Taking over from the French alliance at the end of the 1960s, the United States is no less cooperative. Under the agreement between Lyndon Johnson and Golda Meir, no pressure should be put on Israel to sign the non-proliferation treaty.

In exchange, Israel cultivates ambiguity about the reality of its nuclear arsenal. A pleasant derogation from international law. In the meantime, Westerners are hell-bent on Iran, lending it an imaginary military project, even as Tel Aviv is multiplying threats against Tehran.

The Islamic Republic, however, has never assaulted its neighbors. The same cannot be said of Israel, which bombed Egypt, Syria, Lebanon, Jordan, Iraq and Tunisia, not to mention the Palestinian territories that are targeted daily.

Throwing a smokescreen on this reality, Western propaganda treats the Iranian regime as  “fanatical theocracy”.

It is not a mullah, however, who has declared that “our state is the only one in communication with God” Effi Eitam, former Israeli minister and leader of the national-religious party.

Soaked with orientalism, the dominant discourse describes the Islamic Republic as a haven for enlightened enthusiasts of eschatology who dream of immolating Israel with the atomic bomb!

 

What a shame that the Iranian defenders have not given us such inspired considerations about the Israeli bomb.

Between the Zionist claim to “communicate directly with God” and the mystical obstinacy of Tel Aviv to possess the supreme weapon, one could have also detected here a singular “eschatology”.

 

Another paradox that does not lack flavor:

The West accuses Iran of wanting to manufacture the bomb, but it is the Islamic Republic that interrupted the nuclear program in 1979. Encouraged by the USA, the Shah had signed lucrative contracts with France and Germany for the construction of nuclear power plants.
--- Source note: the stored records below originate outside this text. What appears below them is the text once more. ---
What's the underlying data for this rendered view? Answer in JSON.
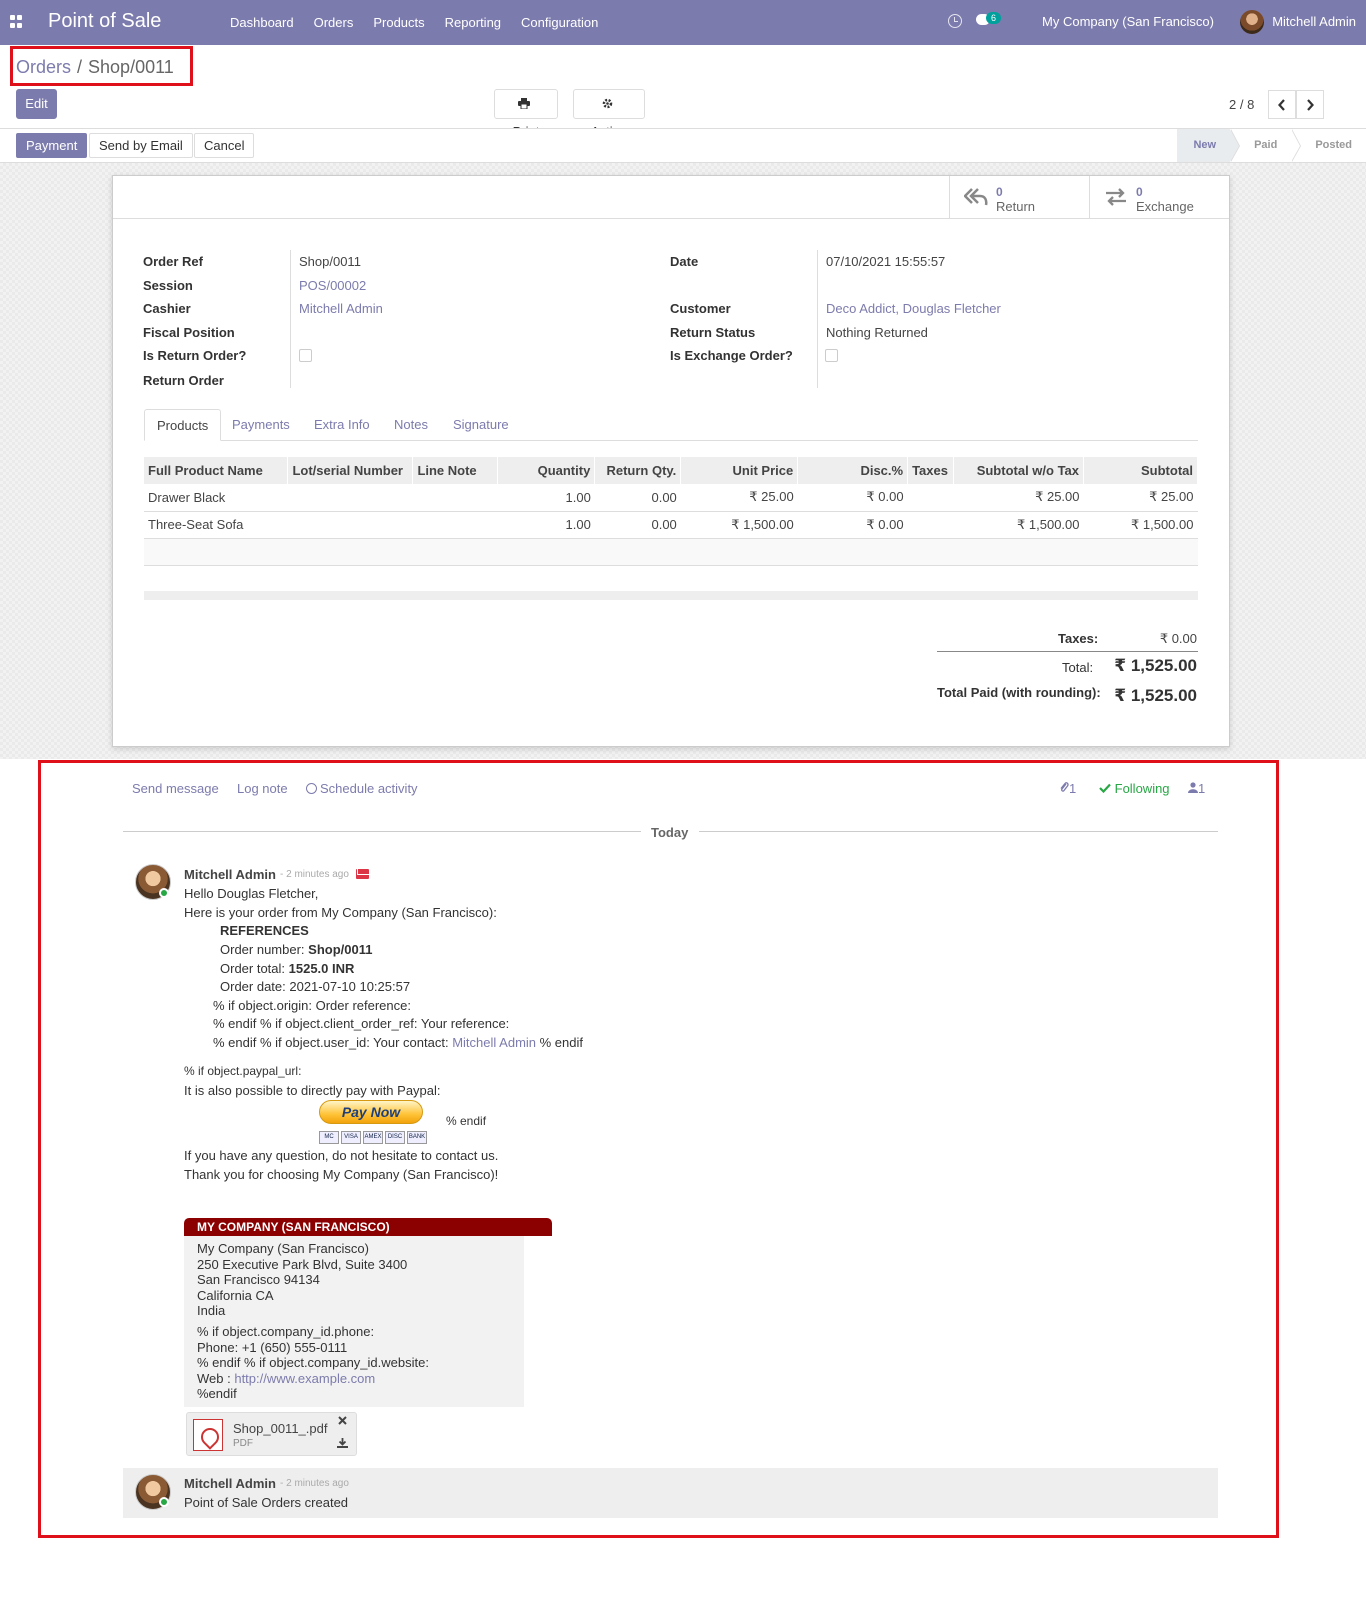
{
  "navbar": {
    "brand": "Point of Sale",
    "menu": [
      "Dashboard",
      "Orders",
      "Products",
      "Reporting",
      "Configuration"
    ],
    "chat_count": "6",
    "company": "My Company (San Francisco)",
    "user": "Mitchell Admin"
  },
  "breadcrumb": {
    "parent": "Orders",
    "sep": "/",
    "current": "Shop/0011"
  },
  "controls": {
    "edit": "Edit",
    "print": "Print",
    "action": "Action",
    "pager": "2 / 8"
  },
  "statusbar": {
    "payment": "Payment",
    "send_email": "Send by Email",
    "cancel": "Cancel",
    "stages": [
      "New",
      "Paid",
      "Posted"
    ],
    "active_stage": "New"
  },
  "smart_buttons": {
    "return": {
      "value": "0",
      "label": "Return"
    },
    "exchange": {
      "value": "0",
      "label": "Exchange"
    }
  },
  "fields": {
    "order_ref": {
      "label": "Order Ref",
      "value": "Shop/0011"
    },
    "session": {
      "label": "Session",
      "value": "POS/00002"
    },
    "cashier": {
      "label": "Cashier",
      "value": "Mitchell Admin"
    },
    "fiscal_position": {
      "label": "Fiscal Position",
      "value": ""
    },
    "is_return_order": {
      "label": "Is Return Order?",
      "checked": false
    },
    "return_order": {
      "label": "Return Order",
      "value": ""
    },
    "date": {
      "label": "Date",
      "value": "07/10/2021 15:55:57"
    },
    "customer": {
      "label": "Customer",
      "value": "Deco Addict, Douglas Fletcher"
    },
    "return_status": {
      "label": "Return Status",
      "value": "Nothing Returned"
    },
    "is_exchange_order": {
      "label": "Is Exchange Order?",
      "checked": false
    }
  },
  "tabs": [
    "Products",
    "Payments",
    "Extra Info",
    "Notes",
    "Signature"
  ],
  "lines": {
    "columns": [
      "Full Product Name",
      "Lot/serial Number",
      "Line Note",
      "Quantity",
      "Return Qty.",
      "Unit Price",
      "Disc.%",
      "Taxes",
      "Subtotal w/o Tax",
      "Subtotal"
    ],
    "rows": [
      [
        "Drawer Black",
        "",
        "",
        "1.00",
        "0.00",
        "₹ 25.00",
        "₹ 0.00",
        "",
        "₹ 25.00",
        "₹ 25.00"
      ],
      [
        "Three-Seat Sofa",
        "",
        "",
        "1.00",
        "0.00",
        "₹ 1,500.00",
        "₹ 0.00",
        "",
        "₹ 1,500.00",
        "₹ 1,500.00"
      ]
    ]
  },
  "totals": {
    "taxes_label": "Taxes:",
    "taxes": "₹ 0.00",
    "total_label": "Total:",
    "total": "₹ 1,525.00",
    "paid_label": "Total Paid (with rounding):",
    "paid": "₹ 1,525.00"
  },
  "chatter": {
    "send_message": "Send message",
    "log_note": "Log note",
    "schedule_activity": "Schedule activity",
    "attachments_count": "1",
    "following": "Following",
    "followers_count": "1",
    "today": "Today"
  },
  "message": {
    "author": "Mitchell Admin",
    "date": "- 2 minutes ago",
    "greeting": "Hello Douglas Fletcher,",
    "intro": "Here is your order from My Company (San Francisco):",
    "references": "REFERENCES",
    "order_number_label": "Order number: ",
    "order_number": "Shop/0011",
    "order_total_label": "Order total: ",
    "order_total": "1525.0 INR",
    "order_date": "Order date: 2021-07-10 10:25:57",
    "line_origin": "% if object.origin:   Order reference:",
    "line_client_ref": "% endif % if object.client_order_ref:   Your reference:",
    "line_user_pre": "% endif % if object.user_id:   Your contact: ",
    "line_user_link": "Mitchell Admin",
    "line_user_post": " % endif",
    "paypal_if": "% if object.paypal_url:",
    "paypal_text": "It is also possible to directly pay with Paypal:",
    "pay_now": "Pay Now",
    "paypal_endif": "% endif",
    "cards": [
      "MC",
      "VISA",
      "AMEX",
      "DISC",
      "BANK"
    ],
    "question": "If you have any question, do not hesitate to contact us.",
    "thanks": "Thank you for choosing My Company (San Francisco)!",
    "company_header": "MY COMPANY (SAN FRANCISCO)",
    "company_lines": [
      "My Company (San Francisco)",
      "250 Executive Park Blvd, Suite 3400",
      "San Francisco 94134",
      "California CA",
      "India"
    ],
    "phone_if": "% if object.company_id.phone:",
    "phone": "Phone:  +1 (650) 555-0111",
    "web_if": "% endif % if object.company_id.website:",
    "web_label": "Web : ",
    "web_link": "http://www.example.com",
    "endif": "%endif",
    "attachment_name": "Shop_0011_.pdf",
    "attachment_type": "PDF"
  },
  "notification": {
    "author": "Mitchell Admin",
    "date": "- 2 minutes ago",
    "text": "Point of Sale Orders created"
  }
}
The opposition has denounced this policy, considered expensive for a country rich in hydrocarbons; thus, the program is immediately suspended by the government of the Islamic Republic.

It took the bloody Iran-Iraq war (1980-1988) to change the situation. Alone against the Iraqi aggressor, the Iranian government measured its weakness against a bloc coalition with Saddam Hussein. The participation of the Western powers, the delivery of chemical weapons to Iraq, the destruction in full flight of an Iranian Airbus made them aware of the danger.
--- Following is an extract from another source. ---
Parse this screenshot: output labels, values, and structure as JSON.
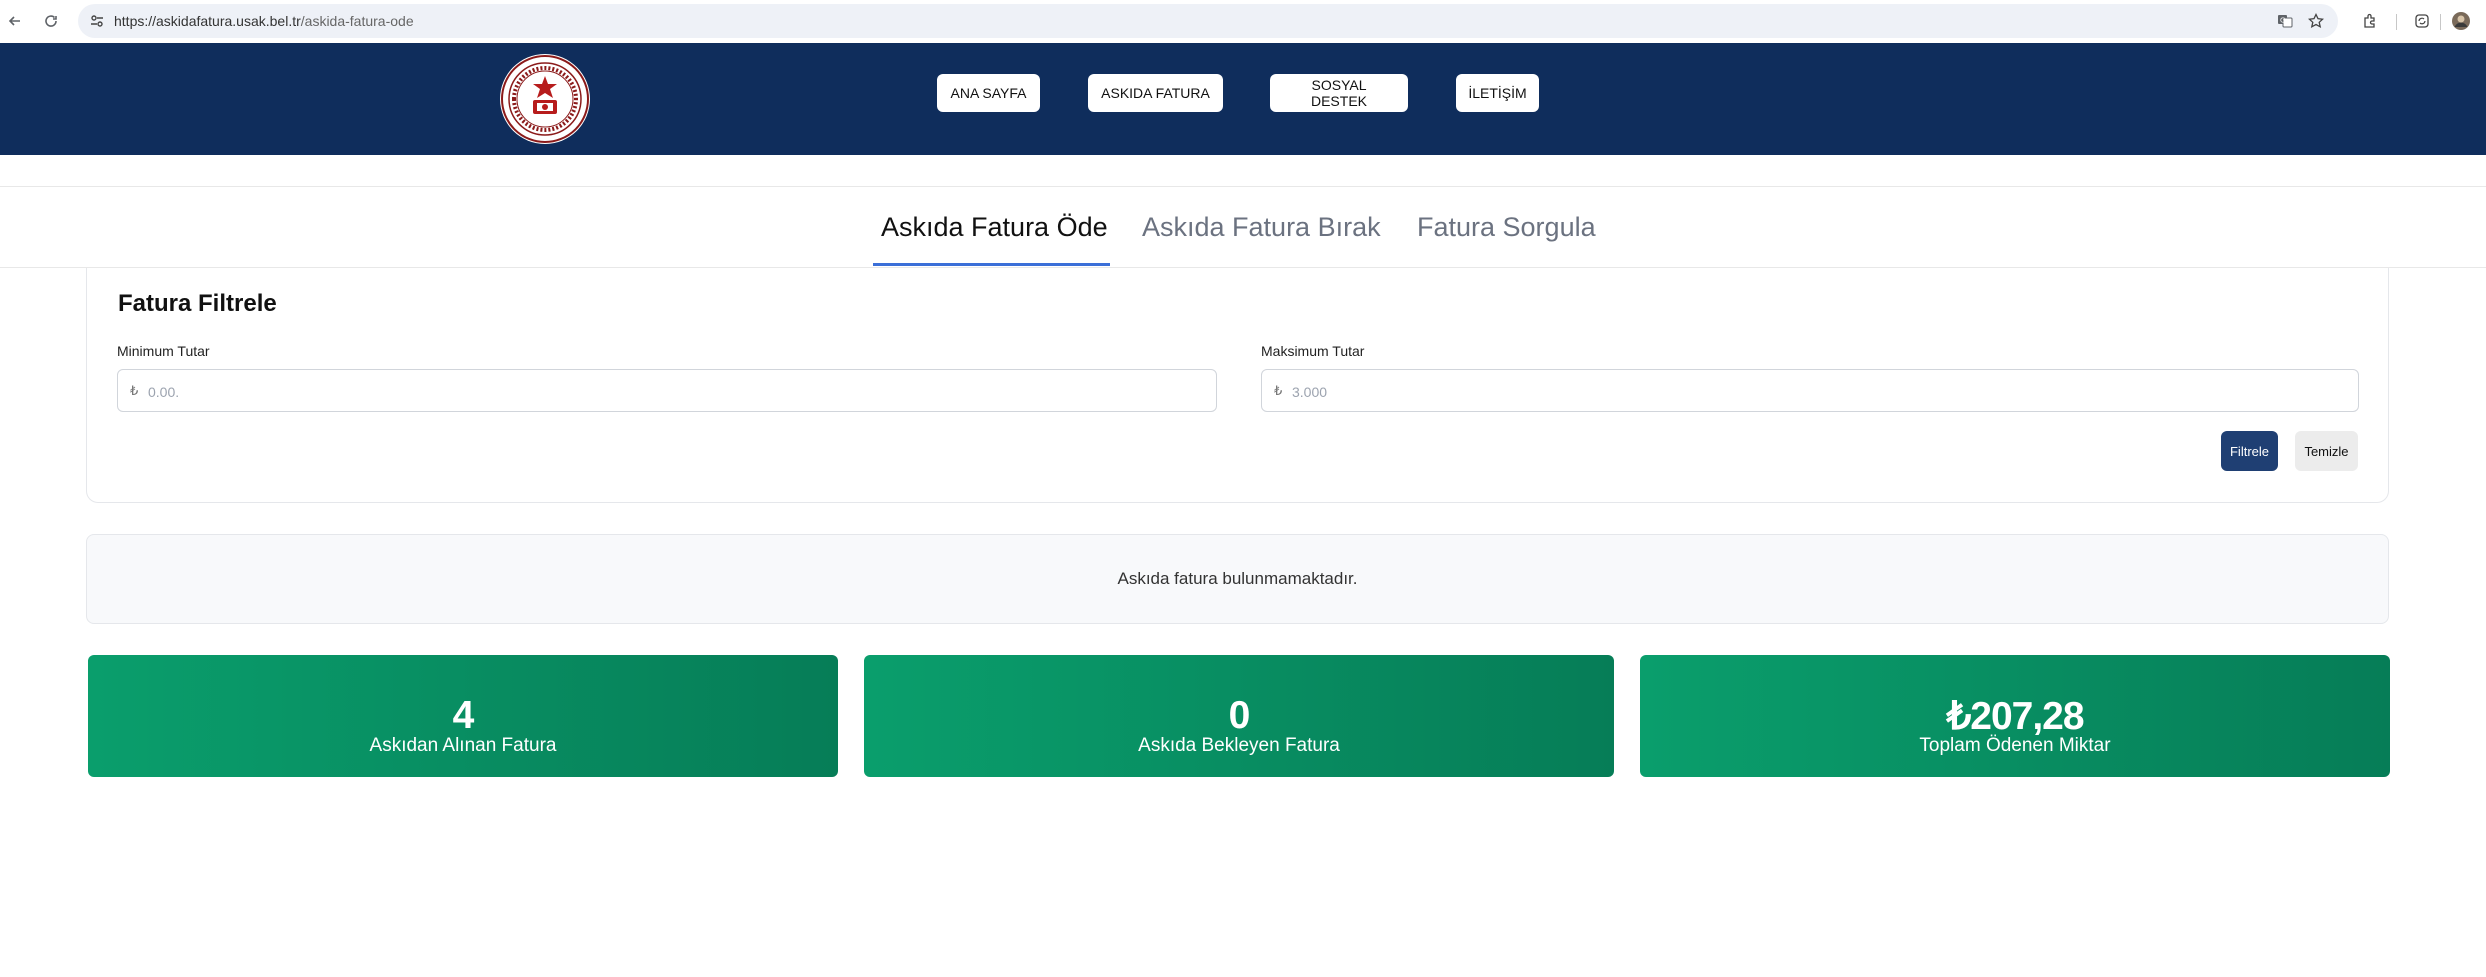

It is in this context that the Iranian leadership saw nuclear power as a technological asset, an attribute of sovereignty and a source of national pride.
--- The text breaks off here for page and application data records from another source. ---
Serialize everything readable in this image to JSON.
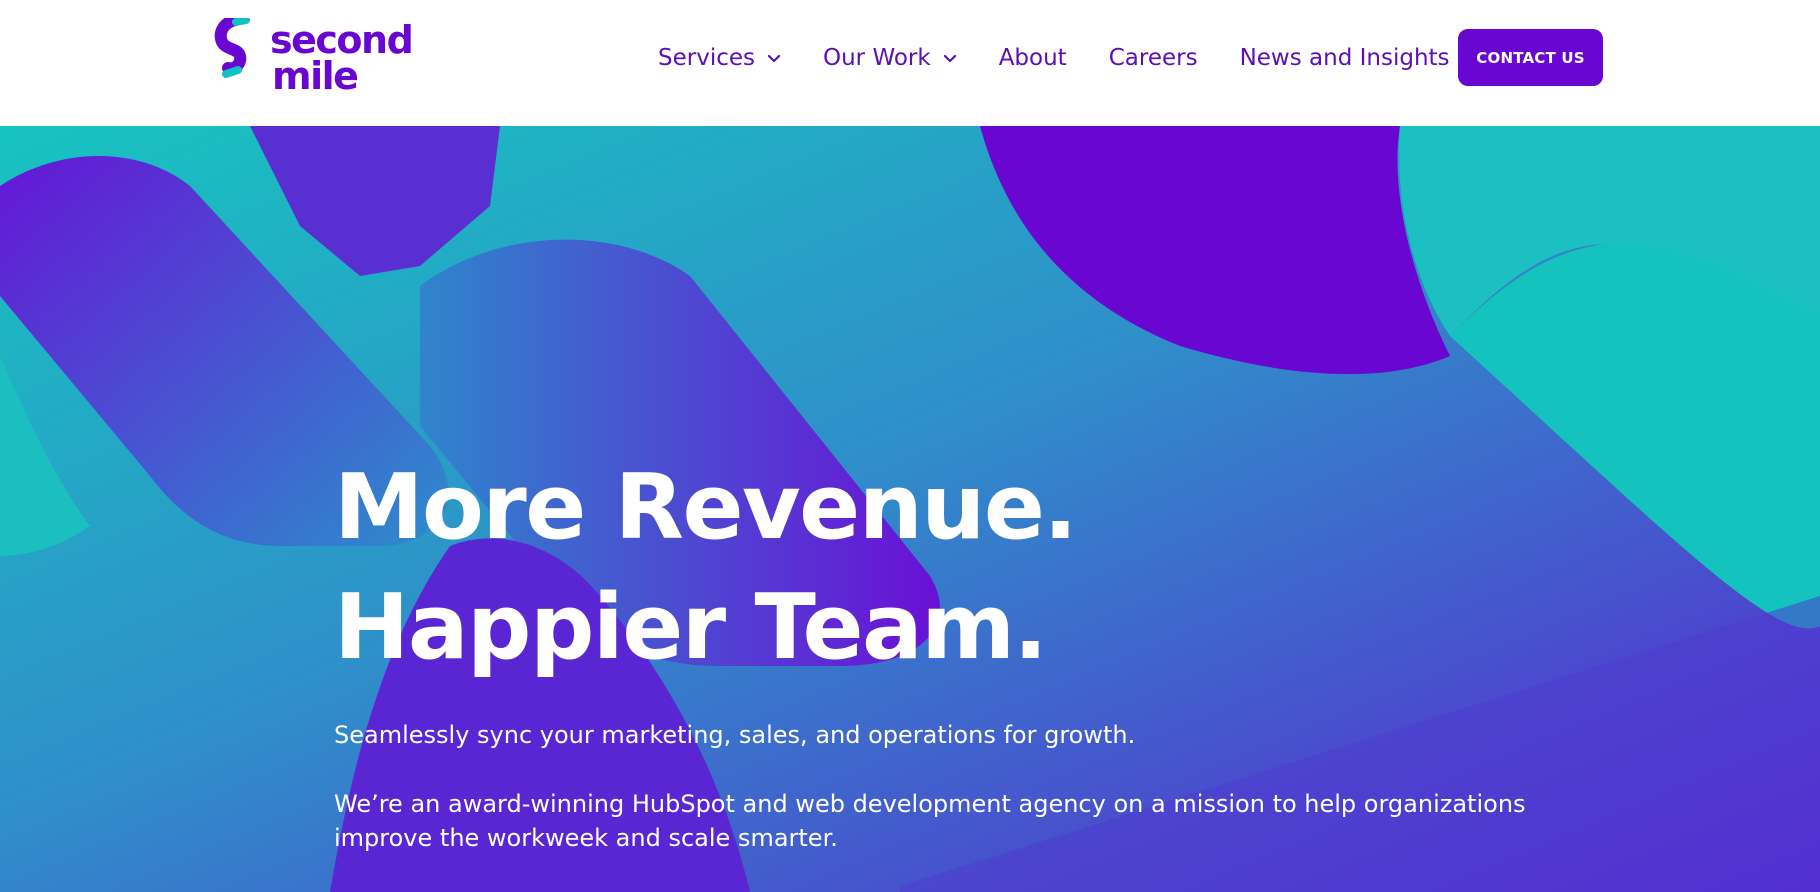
{
  "brand": {
    "logo_line1": "second",
    "logo_line2": "mile",
    "primary_color": "#6a06d2",
    "accent_color": "#12c2bf"
  },
  "nav": {
    "items": [
      {
        "label": "Services",
        "has_dropdown": true
      },
      {
        "label": "Our Work",
        "has_dropdown": true
      },
      {
        "label": "About",
        "has_dropdown": false
      },
      {
        "label": "Careers",
        "has_dropdown": false
      },
      {
        "label": "News and Insights",
        "has_dropdown": false
      }
    ],
    "contact_label": "CONTACT US"
  },
  "hero": {
    "title_line1": "More Revenue.",
    "title_line2": "Happier Team.",
    "subtitle": "Seamlessly sync your marketing, sales, and operations for growth.",
    "description": "We’re an award-winning HubSpot and web development agency on a mission to help organizations improve the workweek and scale smarter."
  },
  "icons": {
    "logo_mark": "s-swoosh-logo-icon",
    "dropdown": "chevron-down-icon"
  }
}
The possession of the nuclear weapon is considered ungodly by the religious authorities, and no military nuclear program has officially been engaged in Iran.

 

Iran’s accusers have constantly claimed the opposite, but without providing any proof. The obsessive discourse against Tehran, in fact, deliberately confuses two things: the technological capacity to produce nuclear weapons, and the political decision to produce such weapons.

On the grounds that this capacity has been reached, Tehran is accused of wanting to acquire the bomb. But this reasoning is of a glaring perversity, since instead of holding accountable those who have the bomb; one persists against a state that does not want it.

The “Iranian nuclear threat” is a fabulous attempt to neutralize a large non-aligned country. Sovereign and fiercely attached to its independence, Iran has a potential that scares the supporters of the imperial order.

Iran’s leaders signed the 2015 agreement because they favor the development of their country. They want the lifting of sanctions to satisfy a population of 80 million. The nuclear deal puts this great country under an unprecedented international control regime, but Tehran has accepted it. By accusing Iran of “supporting terrorism”, Trump wants to interrupt this process of normalization.

Driven by the arms dealers, he continues the demonization of Iran in a grotesque way. Imperialism never disarms, and the lies will continue. But Iran knows that time is in its favor, and it will be able to withstand the provocations of a declining superpower.

By Bruno Guigue